Thursday, March 18, 2010

Nothing Not New

I was in Phoenix a few weeks ago, and I picked up a copy of their alternative weekly to read on the plane ride home.

I came across an article that completely engrossed me.

Jay Bennett, a 40-year-old copy editor, is currently conducting an experiment. As a self-proclaimed aficionado of popular music, he is devoting each day of 2010 to listening to a new album. Further, he is not allowing himself to listen to any of his previous collection.

This fascinates me, mostly because of the reason he is doing this:

Music editor Martin Cizmar called it "aesthetic atrophy" in this space a month or two ago, defining it as "a wasting away of the ability to appreciate new, different, or avant-garde music . . . An unavoidable consequence of aging, though the process can be slowed through therapeutic episodes of forced exposure to various stimuli."

That's me.

Up until my mid-to-late-twenties, I actively searched for new music. I bought and borrowed CDs constantly. I had my favorites, sure, but I still got excited for new releases. I loved putting down the windows and sliding a new CD into the dash, driving around just to listen. I loved being one of the people others asked when they wanted an opinion on an album, because they knew I had likely heard it.

Now? Not so much. How about you? Do you meet any of the following criteria?
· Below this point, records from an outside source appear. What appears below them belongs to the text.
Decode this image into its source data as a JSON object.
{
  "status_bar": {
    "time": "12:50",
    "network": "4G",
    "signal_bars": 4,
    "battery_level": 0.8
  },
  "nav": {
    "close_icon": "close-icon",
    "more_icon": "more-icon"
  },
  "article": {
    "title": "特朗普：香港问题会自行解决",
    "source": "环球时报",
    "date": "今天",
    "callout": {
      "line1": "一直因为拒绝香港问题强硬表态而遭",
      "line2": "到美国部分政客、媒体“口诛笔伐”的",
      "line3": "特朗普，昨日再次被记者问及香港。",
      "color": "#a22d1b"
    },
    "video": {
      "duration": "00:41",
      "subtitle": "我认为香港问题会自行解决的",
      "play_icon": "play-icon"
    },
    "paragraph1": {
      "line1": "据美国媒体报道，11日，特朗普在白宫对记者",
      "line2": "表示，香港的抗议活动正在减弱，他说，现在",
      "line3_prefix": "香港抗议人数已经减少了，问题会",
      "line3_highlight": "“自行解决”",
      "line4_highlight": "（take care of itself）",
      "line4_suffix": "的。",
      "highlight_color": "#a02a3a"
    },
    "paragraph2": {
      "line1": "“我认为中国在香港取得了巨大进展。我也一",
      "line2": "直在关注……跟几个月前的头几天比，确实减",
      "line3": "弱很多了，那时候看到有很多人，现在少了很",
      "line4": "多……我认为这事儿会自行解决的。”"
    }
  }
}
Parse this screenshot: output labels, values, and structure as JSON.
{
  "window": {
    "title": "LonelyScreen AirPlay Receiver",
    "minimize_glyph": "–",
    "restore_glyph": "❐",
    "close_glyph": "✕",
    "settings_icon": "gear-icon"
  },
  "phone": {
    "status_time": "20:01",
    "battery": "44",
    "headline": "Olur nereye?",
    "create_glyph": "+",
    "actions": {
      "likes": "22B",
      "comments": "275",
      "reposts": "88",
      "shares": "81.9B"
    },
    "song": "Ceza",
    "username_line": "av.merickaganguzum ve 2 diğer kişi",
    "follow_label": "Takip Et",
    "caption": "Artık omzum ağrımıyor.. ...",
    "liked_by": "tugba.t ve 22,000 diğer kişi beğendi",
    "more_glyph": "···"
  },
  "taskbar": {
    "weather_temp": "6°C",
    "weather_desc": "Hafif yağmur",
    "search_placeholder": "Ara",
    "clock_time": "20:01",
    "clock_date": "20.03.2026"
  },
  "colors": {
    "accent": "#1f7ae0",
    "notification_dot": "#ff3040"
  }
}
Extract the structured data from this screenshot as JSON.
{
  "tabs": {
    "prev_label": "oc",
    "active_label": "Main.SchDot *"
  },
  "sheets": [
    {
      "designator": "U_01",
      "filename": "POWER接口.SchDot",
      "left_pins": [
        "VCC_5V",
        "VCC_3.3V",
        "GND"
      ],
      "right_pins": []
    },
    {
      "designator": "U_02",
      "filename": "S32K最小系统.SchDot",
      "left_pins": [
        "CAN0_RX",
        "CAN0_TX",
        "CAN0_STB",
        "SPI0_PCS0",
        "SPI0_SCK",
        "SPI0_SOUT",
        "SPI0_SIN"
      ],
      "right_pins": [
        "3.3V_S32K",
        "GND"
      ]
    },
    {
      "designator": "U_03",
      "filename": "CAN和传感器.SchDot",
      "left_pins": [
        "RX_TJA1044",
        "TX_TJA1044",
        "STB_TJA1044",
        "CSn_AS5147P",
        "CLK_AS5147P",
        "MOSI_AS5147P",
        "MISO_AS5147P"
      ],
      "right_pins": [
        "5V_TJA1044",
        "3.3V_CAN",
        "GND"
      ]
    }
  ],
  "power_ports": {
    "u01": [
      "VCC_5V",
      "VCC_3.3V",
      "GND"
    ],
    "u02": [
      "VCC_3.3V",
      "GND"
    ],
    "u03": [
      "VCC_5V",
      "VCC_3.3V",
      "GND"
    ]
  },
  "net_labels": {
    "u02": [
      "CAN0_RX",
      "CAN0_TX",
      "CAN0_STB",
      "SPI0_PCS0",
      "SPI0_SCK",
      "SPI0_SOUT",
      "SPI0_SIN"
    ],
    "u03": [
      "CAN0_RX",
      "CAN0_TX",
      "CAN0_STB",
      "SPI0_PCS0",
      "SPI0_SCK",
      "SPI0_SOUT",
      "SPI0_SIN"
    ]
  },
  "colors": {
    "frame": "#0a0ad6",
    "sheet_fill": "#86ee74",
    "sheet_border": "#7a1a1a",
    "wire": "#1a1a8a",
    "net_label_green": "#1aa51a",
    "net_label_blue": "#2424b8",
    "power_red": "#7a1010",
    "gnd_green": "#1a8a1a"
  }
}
How many of you have had the same damn 10 CDs in your car for the past month? How many of you have an iPod playlist of your favorite 200 songs that rarely gets updated? How many of you have a friend who has burned for you a CD by a new or lesser-known artist and said, "I think you'd really like this," (because your friends are supposed to understand you, right?) only for you to listen to three songs before you go back to that beat-up copy of your favorite CD from your senior year in college? How many of you pretty much stopped remaining current when you became immersed in your career or got married or had kids or simply found yourself with less time to devote to music?

Don't feel bad. It happens to everyone, and it will happen to you — if it already hasn't.


Check out the status of his experiments at Nothing Not New.

7 comments:

Justin Kendall said...

I fear the same thing is happening to me. But I do actively seek new stuff. I"m open to it, but I struggle to listen to a new album all the way through.

JJSKCK said...

I did look for new stuff for a few years, mostly in a futile attempt to stave off the "atrophy" he mentions. I could feel it happening, and would never have admitted it then. But I've tried really hard and very few things have stuck.

Craig said...

I stopped looking for new stuff, when all the new stuff I heard sucked.

The DLC said...

That project would be a lot cooler if he posted a song or two that we could listen to.

Steaming bowl o' Calderone said...

So, you don't like anything that I gave you? Fine, give me back the flash drives and we'll try something else. This is what "The Finer Things" (or another less lame name) was supposed to accomplish - keep us open to new music, food, drink, et al.

Inky Neverwhere said...

My personal solution to musical atrophy: fuck pop, explore classical. Or jazz, world music, early country (circa Hank Williams Sr.)... whatever your flavor.

Alan! said...

A couple years ago, the legendary Village Voice critic Robert Christgau -- well into his 60s -- went to a show a night for three months.

His writing immediately became better. I met him last year at a conference, and at every spare moment he had his headphones on and was listening to Lady Gaga or whatever with the intesnity of a monk in prayer. He close-listens to a dozen albums/mixes/what-have-yous a week.

Am I crazy to believe that unless you do that you shouldn't deign to make a list of a year's ten "best" CDs?

dialicr